[DATA PROVIDED Boundary: Start]

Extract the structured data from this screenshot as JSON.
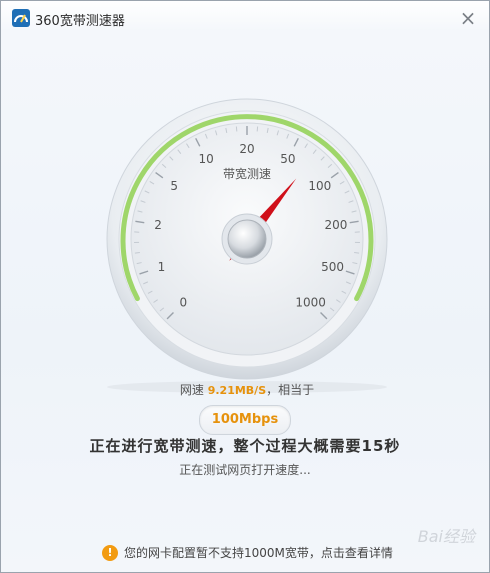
{
  "window": {
    "title": "360宽带测速器"
  },
  "gauge": {
    "label": "带宽测速",
    "scale": [
      "0",
      "1",
      "2",
      "5",
      "10",
      "20",
      "50",
      "100",
      "200",
      "500",
      "1000"
    ],
    "needle_value_mbps": 100,
    "speed_prefix": "网速",
    "speed_value": "9.21MB/S",
    "speed_suffix": "，相当于",
    "equivalent": "100Mbps"
  },
  "status": {
    "main": "正在进行宽带测速，整个过程大概需要15秒",
    "sub": "正在测试网页打开速度..."
  },
  "notice": {
    "text": "您的网卡配置暂不支持1000M宽带，点击查看详情"
  },
  "watermark": "Bai经验",
  "colors": {
    "accent": "#e6920c",
    "arc_green": "#9fd66a",
    "needle_red": "#d0101a",
    "warning": "#f29b11"
  }
}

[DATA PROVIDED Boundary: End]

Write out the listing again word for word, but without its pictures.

→ RESPONSE TO THIS EXERCISE:
Extract the structured data from this screenshot as JSON.
{
  "window": {
    "title": "360宽带测速器"
  },
  "gauge": {
    "label": "带宽测速",
    "scale": [
      "0",
      "1",
      "2",
      "5",
      "10",
      "20",
      "50",
      "100",
      "200",
      "500",
      "1000"
    ],
    "needle_value_mbps": 100,
    "speed_prefix": "网速",
    "speed_value": "9.21MB/S",
    "speed_suffix": "，相当于",
    "equivalent": "100Mbps"
  },
  "status": {
    "main": "正在进行宽带测速，整个过程大概需要15秒",
    "sub": "正在测试网页打开速度..."
  },
  "notice": {
    "text": "您的网卡配置暂不支持1000M宽带，点击查看详情"
  },
  "watermark": "Bai经验",
  "colors": {
    "accent": "#e6920c",
    "arc_green": "#9fd66a",
    "needle_red": "#d0101a",
    "warning": "#f29b11"
  }
}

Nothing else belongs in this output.